→ **Problem description**
Faithfully repeat each entry below, minus the pictures.

**** Material to process

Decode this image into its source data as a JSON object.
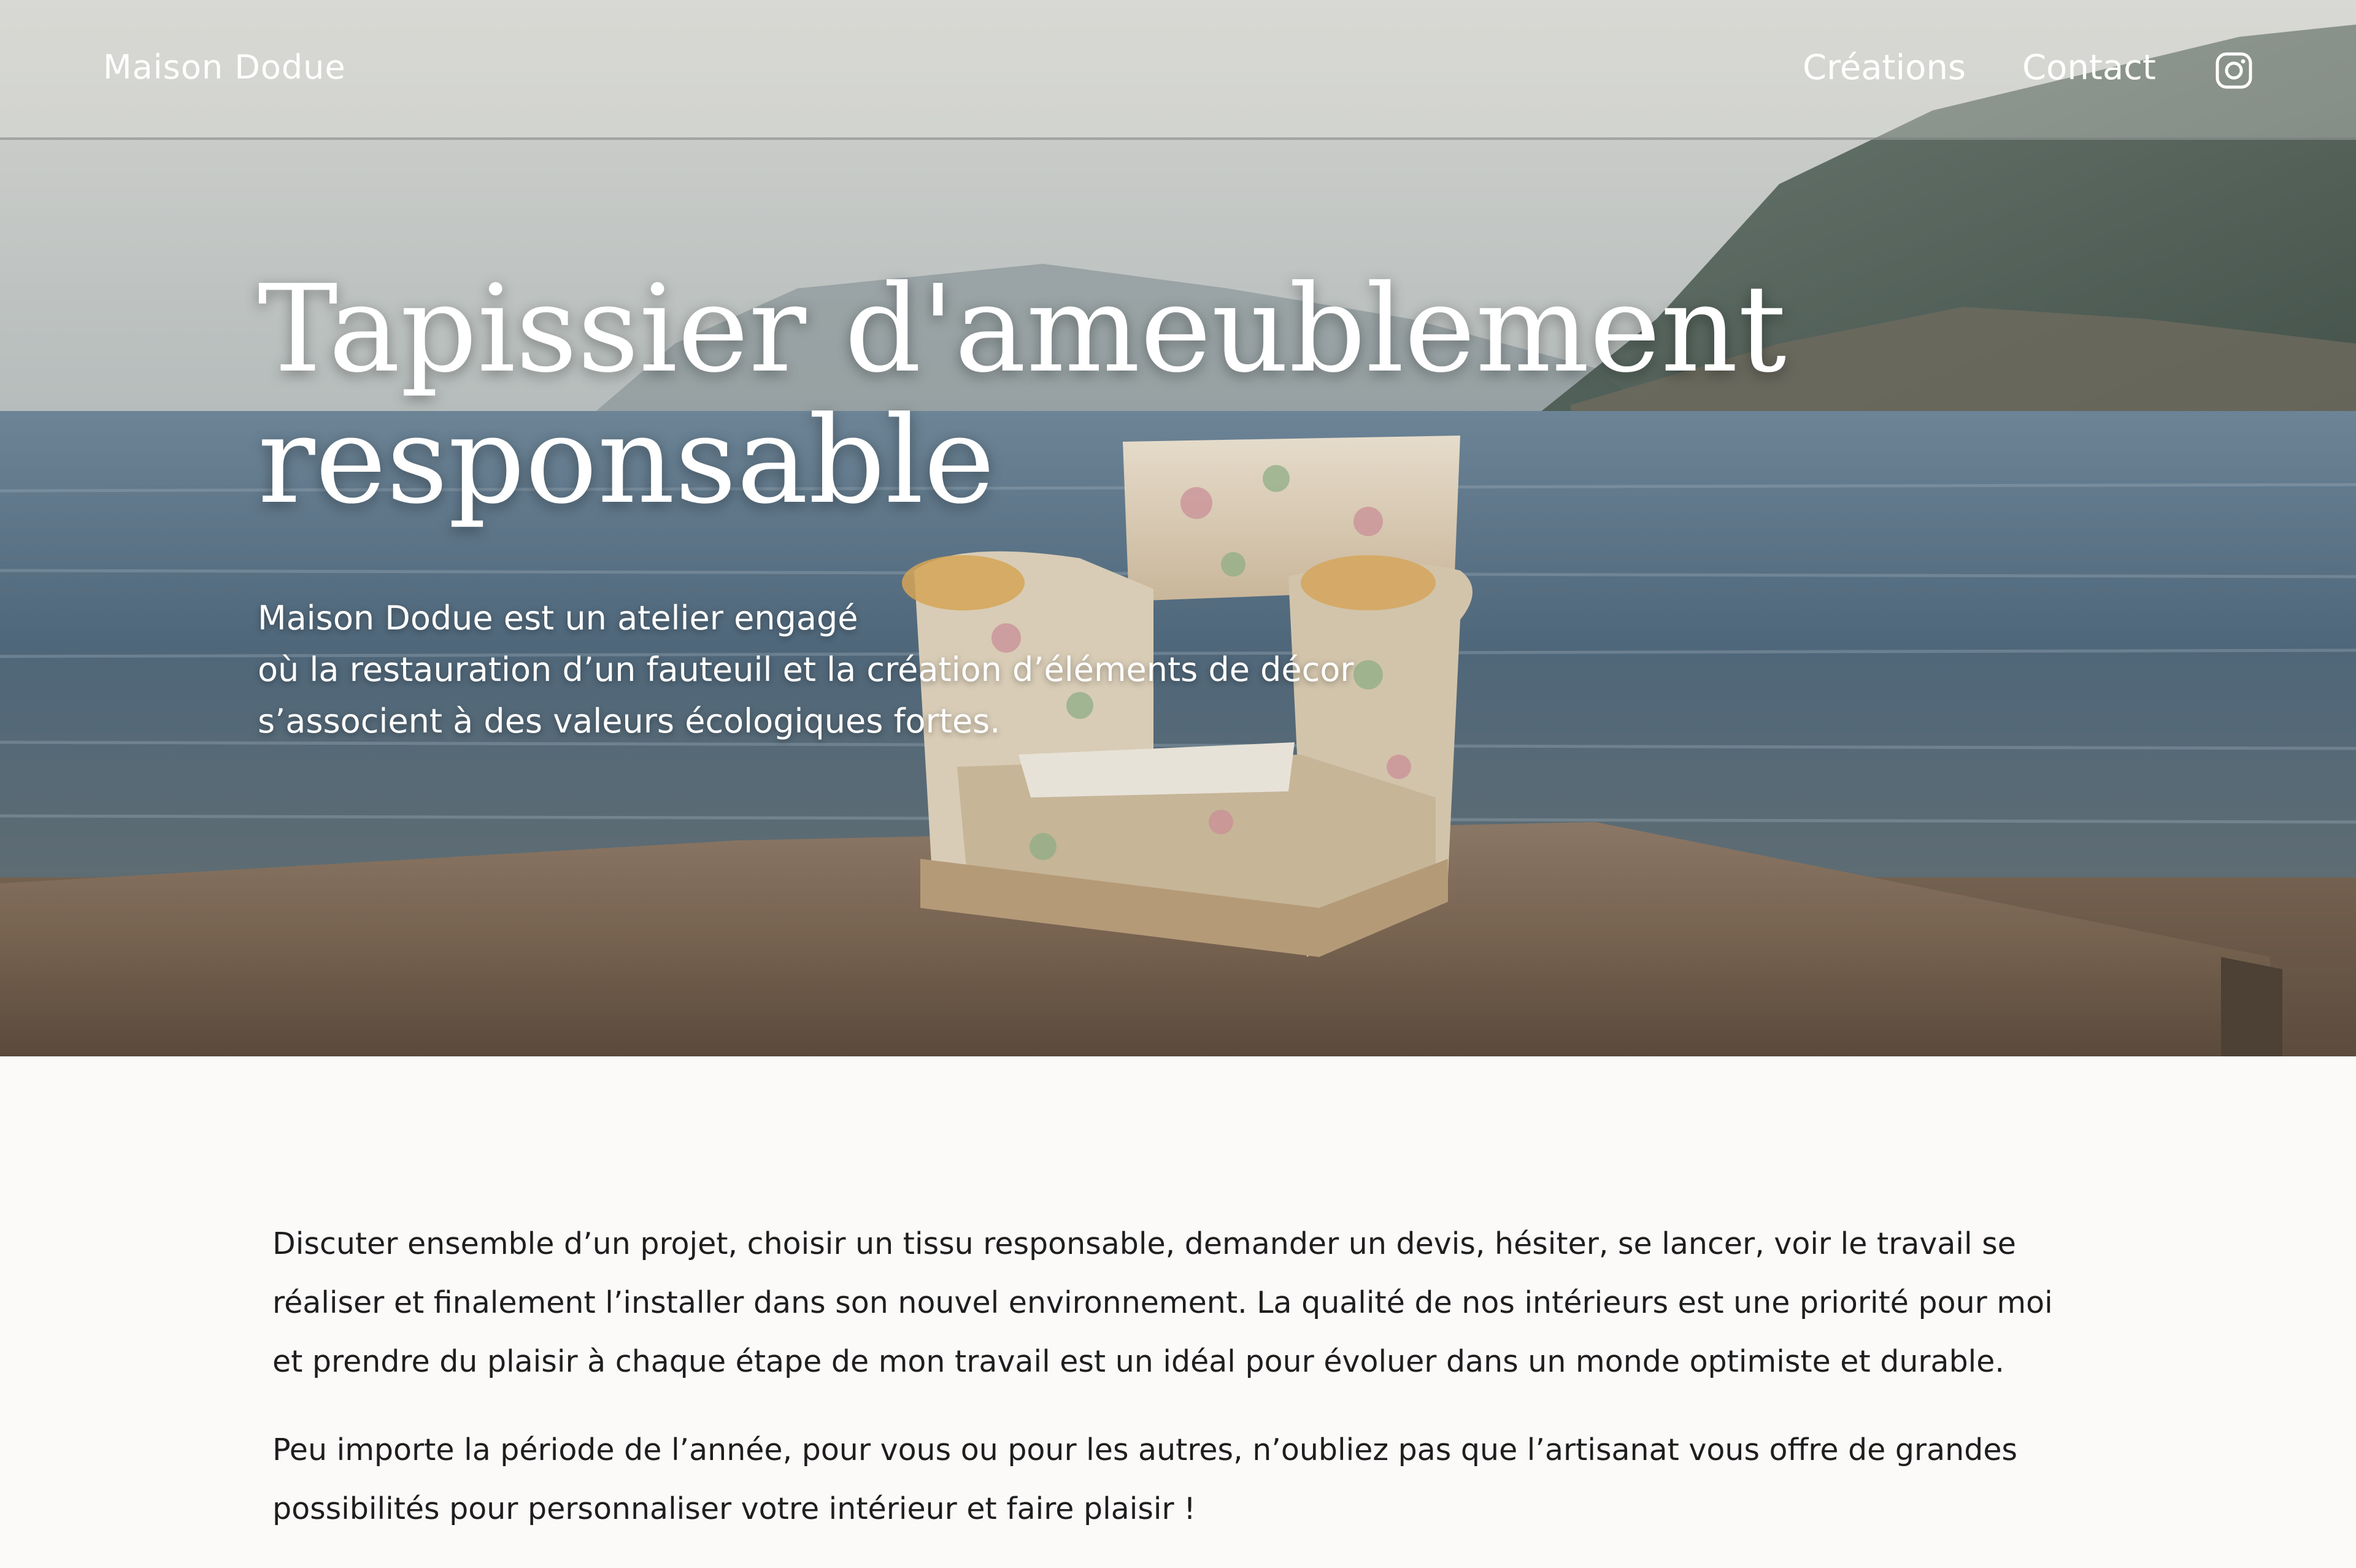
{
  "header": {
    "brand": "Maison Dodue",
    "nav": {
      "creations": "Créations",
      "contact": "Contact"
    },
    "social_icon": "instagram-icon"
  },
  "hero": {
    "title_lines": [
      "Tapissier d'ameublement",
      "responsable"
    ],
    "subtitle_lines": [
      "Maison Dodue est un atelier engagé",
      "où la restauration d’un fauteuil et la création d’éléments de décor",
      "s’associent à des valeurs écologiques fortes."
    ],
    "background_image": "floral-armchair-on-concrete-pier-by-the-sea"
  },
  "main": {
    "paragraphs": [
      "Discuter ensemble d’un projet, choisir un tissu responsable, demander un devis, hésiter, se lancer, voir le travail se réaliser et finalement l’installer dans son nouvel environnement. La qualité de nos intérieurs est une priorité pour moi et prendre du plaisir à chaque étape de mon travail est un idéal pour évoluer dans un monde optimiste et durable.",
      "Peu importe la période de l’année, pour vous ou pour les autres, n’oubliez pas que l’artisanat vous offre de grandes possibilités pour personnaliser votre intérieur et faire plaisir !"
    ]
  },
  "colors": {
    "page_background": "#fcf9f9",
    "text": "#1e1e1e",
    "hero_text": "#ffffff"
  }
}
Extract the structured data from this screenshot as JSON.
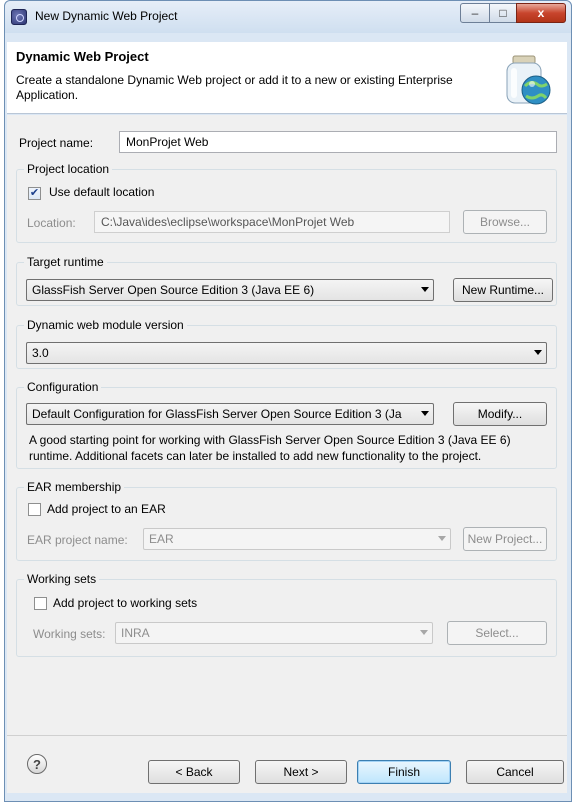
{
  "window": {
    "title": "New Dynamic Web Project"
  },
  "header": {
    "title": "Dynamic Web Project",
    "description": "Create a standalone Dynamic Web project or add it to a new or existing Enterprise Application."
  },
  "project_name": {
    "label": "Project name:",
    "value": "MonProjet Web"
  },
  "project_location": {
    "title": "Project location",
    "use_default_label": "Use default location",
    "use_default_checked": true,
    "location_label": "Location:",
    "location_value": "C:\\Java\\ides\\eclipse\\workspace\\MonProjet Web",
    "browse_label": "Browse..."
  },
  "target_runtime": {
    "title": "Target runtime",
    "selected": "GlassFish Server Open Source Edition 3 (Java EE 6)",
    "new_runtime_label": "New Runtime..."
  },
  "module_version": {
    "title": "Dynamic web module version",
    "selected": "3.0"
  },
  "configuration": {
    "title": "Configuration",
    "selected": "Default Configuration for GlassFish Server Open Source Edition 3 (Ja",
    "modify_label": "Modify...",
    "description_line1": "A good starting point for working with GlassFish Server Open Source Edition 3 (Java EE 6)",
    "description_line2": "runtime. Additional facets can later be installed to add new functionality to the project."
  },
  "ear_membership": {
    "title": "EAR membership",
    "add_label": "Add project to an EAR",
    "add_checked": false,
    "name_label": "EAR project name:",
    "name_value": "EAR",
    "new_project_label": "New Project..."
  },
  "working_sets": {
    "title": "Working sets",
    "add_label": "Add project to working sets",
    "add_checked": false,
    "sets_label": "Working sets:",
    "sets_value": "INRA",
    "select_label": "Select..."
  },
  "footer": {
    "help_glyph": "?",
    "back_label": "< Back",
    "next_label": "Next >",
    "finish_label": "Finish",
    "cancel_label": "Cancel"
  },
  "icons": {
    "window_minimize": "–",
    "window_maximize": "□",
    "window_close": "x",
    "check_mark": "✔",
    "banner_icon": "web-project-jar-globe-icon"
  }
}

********

→ **Problem solution**
Decode this image into its source data as a JSON object.
{
  "header": {
    "brand": "Maison Dodue",
    "nav": {
      "creations": "Créations",
      "contact": "Contact"
    },
    "social_icon": "instagram-icon"
  },
  "hero": {
    "title_lines": [
      "Tapissier d'ameublement",
      "responsable"
    ],
    "subtitle_lines": [
      "Maison Dodue est un atelier engagé",
      "où la restauration d’un fauteuil et la création d’éléments de décor",
      "s’associent à des valeurs écologiques fortes."
    ],
    "background_image": "floral-armchair-on-concrete-pier-by-the-sea"
  },
  "main": {
    "paragraphs": [
      "Discuter ensemble d’un projet, choisir un tissu responsable, demander un devis, hésiter, se lancer, voir le travail se réaliser et finalement l’installer dans son nouvel environnement. La qualité de nos intérieurs est une priorité pour moi et prendre du plaisir à chaque étape de mon travail est un idéal pour évoluer dans un monde optimiste et durable.",
      "Peu importe la période de l’année, pour vous ou pour les autres, n’oubliez pas que l’artisanat vous offre de grandes possibilités pour personnaliser votre intérieur et faire plaisir !"
    ]
  },
  "colors": {
    "page_background": "#fcf9f9",
    "text": "#1e1e1e",
    "hero_text": "#ffffff"
  }
}
Extract the structured data from this screenshot as JSON.
{
  "window": {
    "title": "New Dynamic Web Project"
  },
  "header": {
    "title": "Dynamic Web Project",
    "description": "Create a standalone Dynamic Web project or add it to a new or existing Enterprise Application."
  },
  "project_name": {
    "label": "Project name:",
    "value": "MonProjet Web"
  },
  "project_location": {
    "title": "Project location",
    "use_default_label": "Use default location",
    "use_default_checked": true,
    "location_label": "Location:",
    "location_value": "C:\\Java\\ides\\eclipse\\workspace\\MonProjet Web",
    "browse_label": "Browse..."
  },
  "target_runtime": {
    "title": "Target runtime",
    "selected": "GlassFish Server Open Source Edition 3 (Java EE 6)",
    "new_runtime_label": "New Runtime..."
  },
  "module_version": {
    "title": "Dynamic web module version",
    "selected": "3.0"
  },
  "configuration": {
    "title": "Configuration",
    "selected": "Default Configuration for GlassFish Server Open Source Edition 3 (Ja",
    "modify_label": "Modify...",
    "description_line1": "A good starting point for working with GlassFish Server Open Source Edition 3 (Java EE 6)",
    "description_line2": "runtime. Additional facets can later be installed to add new functionality to the project."
  },
  "ear_membership": {
    "title": "EAR membership",
    "add_label": "Add project to an EAR",
    "add_checked": false,
    "name_label": "EAR project name:",
    "name_value": "EAR",
    "new_project_label": "New Project..."
  },
  "working_sets": {
    "title": "Working sets",
    "add_label": "Add project to working sets",
    "add_checked": false,
    "sets_label": "Working sets:",
    "sets_value": "INRA",
    "select_label": "Select..."
  },
  "footer": {
    "help_glyph": "?",
    "back_label": "< Back",
    "next_label": "Next >",
    "finish_label": "Finish",
    "cancel_label": "Cancel"
  },
  "icons": {
    "window_minimize": "–",
    "window_maximize": "□",
    "window_close": "x",
    "check_mark": "✔",
    "banner_icon": "web-project-jar-globe-icon"
  }
}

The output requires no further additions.